Initial, promising evidence that a design pattern may be effective, although more testing would be needed to have confidence in its effectiveness.


In cases where there is evidence a design pattern is effective as well as persuasive evidence that it is ineffective or may even have negative effects.


Emergent Grades are for interventions with only qualitative evidence.


Inference Grades are for interventions that lack direct evidence. Yet analogous studies, expert opinions, or first principles, suggest that they might work.


In cases where there is robust evidence that a design pattern has no effect, i.e., “a null”.

The Process

Evidence ratings are given by PDN's Library Team, whose members meet biweekly to review individual studies and their related design patterns. Through discussion we reach consensus on the strength of evidence in each study and the overall strength of evidence for a design pattern across studies.

Library Team members are social scientists and data scientists trained in inference, i.e. detecting how clearly data indicates a cause (e.g. design pattern) leads to an effect (e.g. prosocial outcome).

The Criteria

For each study, the Library Team considers the following:

The type of research design

In general, highest ratings go to field experiments. These are sometimes called randomized control trials (or RCTs) or A/B tests, which use random assignment to test a design pattern on an operating platform.

High ratings also go to "natural experiments" using data on platforms and experiments conducted in simulated environments in which participants have reason to believe they are interacting on a real platform.

We also review experiments conducted in the lab or in online survey experiments, as well as observational studies, i.e. in where no randomized assignment occurs.

The strength of research design

We consider how well the study is designed to pinpoint the effectiveness of a design pattern and can rule out other interpretations from its findings.

The strength of statistical findings

Closely related to research design, we consider the statistical analysis used in the study and the overall strength of the findings.

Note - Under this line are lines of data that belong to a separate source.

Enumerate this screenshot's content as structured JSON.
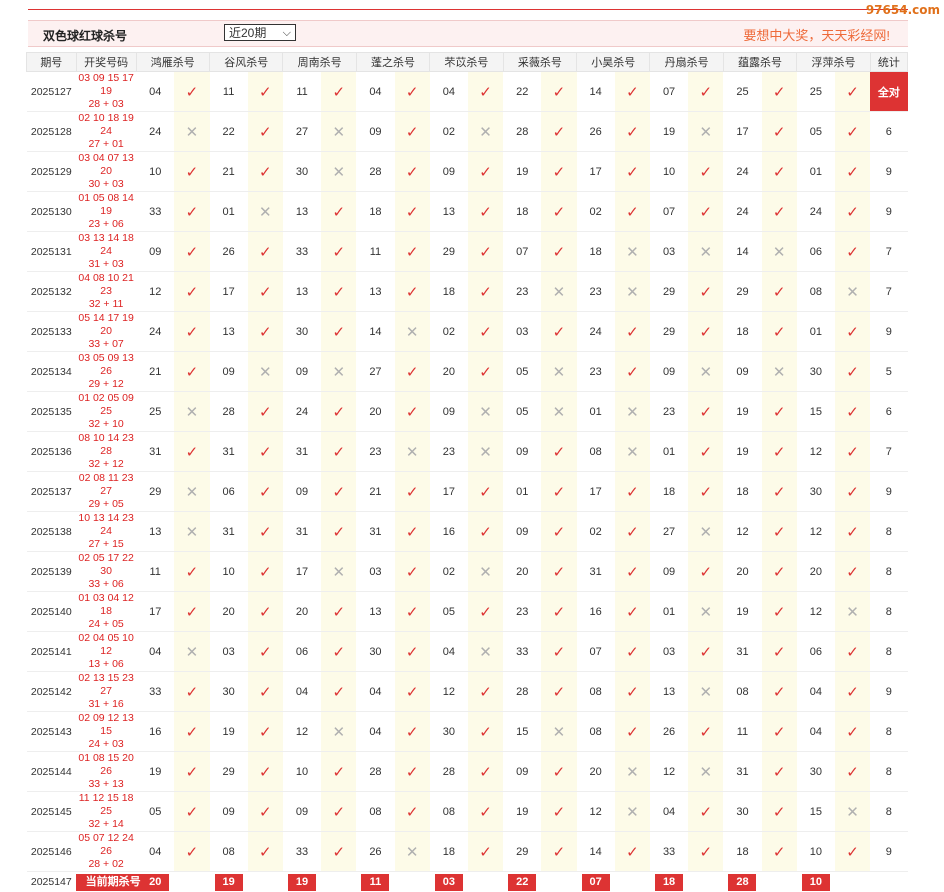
{
  "watermark": "97654.com",
  "header": {
    "title": "双色球红球杀号",
    "period_select": "近20期",
    "slogan": "要想中大奖，天天彩经网!"
  },
  "columns": {
    "period": "期号",
    "draw": "开奖号码",
    "experts": [
      "鸿雁杀号",
      "谷风杀号",
      "周南杀号",
      "蓬之杀号",
      "芣苡杀号",
      "采薇杀号",
      "小昊杀号",
      "丹扇杀号",
      "蕴露杀号",
      "浮萍杀号"
    ],
    "stat": "统计"
  },
  "rows": [
    {
      "period": "2025127",
      "draw1": "03 09 15 17 19",
      "draw2": "28 + 03",
      "kills": [
        "04",
        "11",
        "11",
        "04",
        "04",
        "22",
        "14",
        "07",
        "25",
        "25"
      ],
      "ok": [
        1,
        1,
        1,
        1,
        1,
        1,
        1,
        1,
        1,
        1
      ],
      "stat": "全对"
    },
    {
      "period": "2025128",
      "draw1": "02 10 18 19 24",
      "draw2": "27 + 01",
      "kills": [
        "24",
        "22",
        "27",
        "09",
        "02",
        "28",
        "26",
        "19",
        "17",
        "05"
      ],
      "ok": [
        0,
        1,
        0,
        1,
        0,
        1,
        1,
        0,
        1,
        1
      ],
      "stat": "6"
    },
    {
      "period": "2025129",
      "draw1": "03 04 07 13 20",
      "draw2": "30 + 03",
      "kills": [
        "10",
        "21",
        "30",
        "28",
        "09",
        "19",
        "17",
        "10",
        "24",
        "01"
      ],
      "ok": [
        1,
        1,
        0,
        1,
        1,
        1,
        1,
        1,
        1,
        1
      ],
      "stat": "9"
    },
    {
      "period": "2025130",
      "draw1": "01 05 08 14 19",
      "draw2": "23 + 06",
      "kills": [
        "33",
        "01",
        "13",
        "18",
        "13",
        "18",
        "02",
        "07",
        "24",
        "24"
      ],
      "ok": [
        1,
        0,
        1,
        1,
        1,
        1,
        1,
        1,
        1,
        1
      ],
      "stat": "9"
    },
    {
      "period": "2025131",
      "draw1": "03 13 14 18 24",
      "draw2": "31 + 03",
      "kills": [
        "09",
        "26",
        "33",
        "11",
        "29",
        "07",
        "18",
        "03",
        "14",
        "06"
      ],
      "ok": [
        1,
        1,
        1,
        1,
        1,
        1,
        0,
        0,
        0,
        1
      ],
      "stat": "7"
    },
    {
      "period": "2025132",
      "draw1": "04 08 10 21 23",
      "draw2": "32 + 11",
      "kills": [
        "12",
        "17",
        "13",
        "13",
        "18",
        "23",
        "23",
        "29",
        "29",
        "08"
      ],
      "ok": [
        1,
        1,
        1,
        1,
        1,
        0,
        0,
        1,
        1,
        0
      ],
      "stat": "7"
    },
    {
      "period": "2025133",
      "draw1": "05 14 17 19 20",
      "draw2": "33 + 07",
      "kills": [
        "24",
        "13",
        "30",
        "14",
        "02",
        "03",
        "24",
        "29",
        "18",
        "01"
      ],
      "ok": [
        1,
        1,
        1,
        0,
        1,
        1,
        1,
        1,
        1,
        1
      ],
      "stat": "9"
    },
    {
      "period": "2025134",
      "draw1": "03 05 09 13 26",
      "draw2": "29 + 12",
      "kills": [
        "21",
        "09",
        "09",
        "27",
        "20",
        "05",
        "23",
        "09",
        "09",
        "30"
      ],
      "ok": [
        1,
        0,
        0,
        1,
        1,
        0,
        1,
        0,
        0,
        1
      ],
      "stat": "5"
    },
    {
      "period": "2025135",
      "draw1": "01 02 05 09 25",
      "draw2": "32 + 10",
      "kills": [
        "25",
        "28",
        "24",
        "20",
        "09",
        "05",
        "01",
        "23",
        "19",
        "15"
      ],
      "ok": [
        0,
        1,
        1,
        1,
        0,
        0,
        0,
        1,
        1,
        1
      ],
      "stat": "6"
    },
    {
      "period": "2025136",
      "draw1": "08 10 14 23 28",
      "draw2": "32 + 12",
      "kills": [
        "31",
        "31",
        "31",
        "23",
        "23",
        "09",
        "08",
        "01",
        "19",
        "12"
      ],
      "ok": [
        1,
        1,
        1,
        0,
        0,
        1,
        0,
        1,
        1,
        1
      ],
      "stat": "7"
    },
    {
      "period": "2025137",
      "draw1": "02 08 11 23 27",
      "draw2": "29 + 05",
      "kills": [
        "29",
        "06",
        "09",
        "21",
        "17",
        "01",
        "17",
        "18",
        "18",
        "30"
      ],
      "ok": [
        0,
        1,
        1,
        1,
        1,
        1,
        1,
        1,
        1,
        1
      ],
      "stat": "9"
    },
    {
      "period": "2025138",
      "draw1": "10 13 14 23 24",
      "draw2": "27 + 15",
      "kills": [
        "13",
        "31",
        "31",
        "31",
        "16",
        "09",
        "02",
        "27",
        "12",
        "12"
      ],
      "ok": [
        0,
        1,
        1,
        1,
        1,
        1,
        1,
        0,
        1,
        1
      ],
      "stat": "8"
    },
    {
      "period": "2025139",
      "draw1": "02 05 17 22 30",
      "draw2": "33 + 06",
      "kills": [
        "11",
        "10",
        "17",
        "03",
        "02",
        "20",
        "31",
        "09",
        "20",
        "20"
      ],
      "ok": [
        1,
        1,
        0,
        1,
        0,
        1,
        1,
        1,
        1,
        1
      ],
      "stat": "8"
    },
    {
      "period": "2025140",
      "draw1": "01 03 04 12 18",
      "draw2": "24 + 05",
      "kills": [
        "17",
        "20",
        "20",
        "13",
        "05",
        "23",
        "16",
        "01",
        "19",
        "12"
      ],
      "ok": [
        1,
        1,
        1,
        1,
        1,
        1,
        1,
        0,
        1,
        0
      ],
      "stat": "8"
    },
    {
      "period": "2025141",
      "draw1": "02 04 05 10 12",
      "draw2": "13 + 06",
      "kills": [
        "04",
        "03",
        "06",
        "30",
        "04",
        "33",
        "07",
        "03",
        "31",
        "06"
      ],
      "ok": [
        0,
        1,
        1,
        1,
        0,
        1,
        1,
        1,
        1,
        1
      ],
      "stat": "8"
    },
    {
      "period": "2025142",
      "draw1": "02 13 15 23 27",
      "draw2": "31 + 16",
      "kills": [
        "33",
        "30",
        "04",
        "04",
        "12",
        "28",
        "08",
        "13",
        "08",
        "04"
      ],
      "ok": [
        1,
        1,
        1,
        1,
        1,
        1,
        1,
        0,
        1,
        1
      ],
      "stat": "9"
    },
    {
      "period": "2025143",
      "draw1": "02 09 12 13 15",
      "draw2": "24 + 03",
      "kills": [
        "16",
        "19",
        "12",
        "04",
        "30",
        "15",
        "08",
        "26",
        "11",
        "04"
      ],
      "ok": [
        1,
        1,
        0,
        1,
        1,
        0,
        1,
        1,
        1,
        1
      ],
      "stat": "8"
    },
    {
      "period": "2025144",
      "draw1": "01 08 15 20 26",
      "draw2": "33 + 13",
      "kills": [
        "19",
        "29",
        "10",
        "28",
        "28",
        "09",
        "20",
        "12",
        "31",
        "30"
      ],
      "ok": [
        1,
        1,
        1,
        1,
        1,
        1,
        0,
        0,
        1,
        1
      ],
      "stat": "8"
    },
    {
      "period": "2025145",
      "draw1": "11 12 15 18 25",
      "draw2": "32 + 14",
      "kills": [
        "05",
        "09",
        "09",
        "08",
        "08",
        "19",
        "12",
        "04",
        "30",
        "15"
      ],
      "ok": [
        1,
        1,
        1,
        1,
        1,
        1,
        0,
        1,
        1,
        0
      ],
      "stat": "8"
    },
    {
      "period": "2025146",
      "draw1": "05 07 12 24 26",
      "draw2": "28 + 02",
      "kills": [
        "04",
        "08",
        "33",
        "26",
        "18",
        "29",
        "14",
        "33",
        "18",
        "10"
      ],
      "ok": [
        1,
        1,
        1,
        0,
        1,
        1,
        1,
        1,
        1,
        1
      ],
      "stat": "9"
    }
  ],
  "current": {
    "period": "2025147",
    "label": "当前期杀号",
    "kills": [
      "20",
      "19",
      "19",
      "11",
      "03",
      "22",
      "07",
      "18",
      "28",
      "10"
    ]
  },
  "marks": {
    "ok": "✓",
    "no": "✕"
  },
  "colors": {
    "accent": "#dd3333",
    "mark_bg": "#fdfbe8",
    "slogan": "#ee6a3a"
  }
}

Finally, for each design pattern, the Library Team reaches consensus on the appropriate evidence rating by considering both the overall strength of evidence across studies; and whether evidence exists in studies conducted by multiple research teams.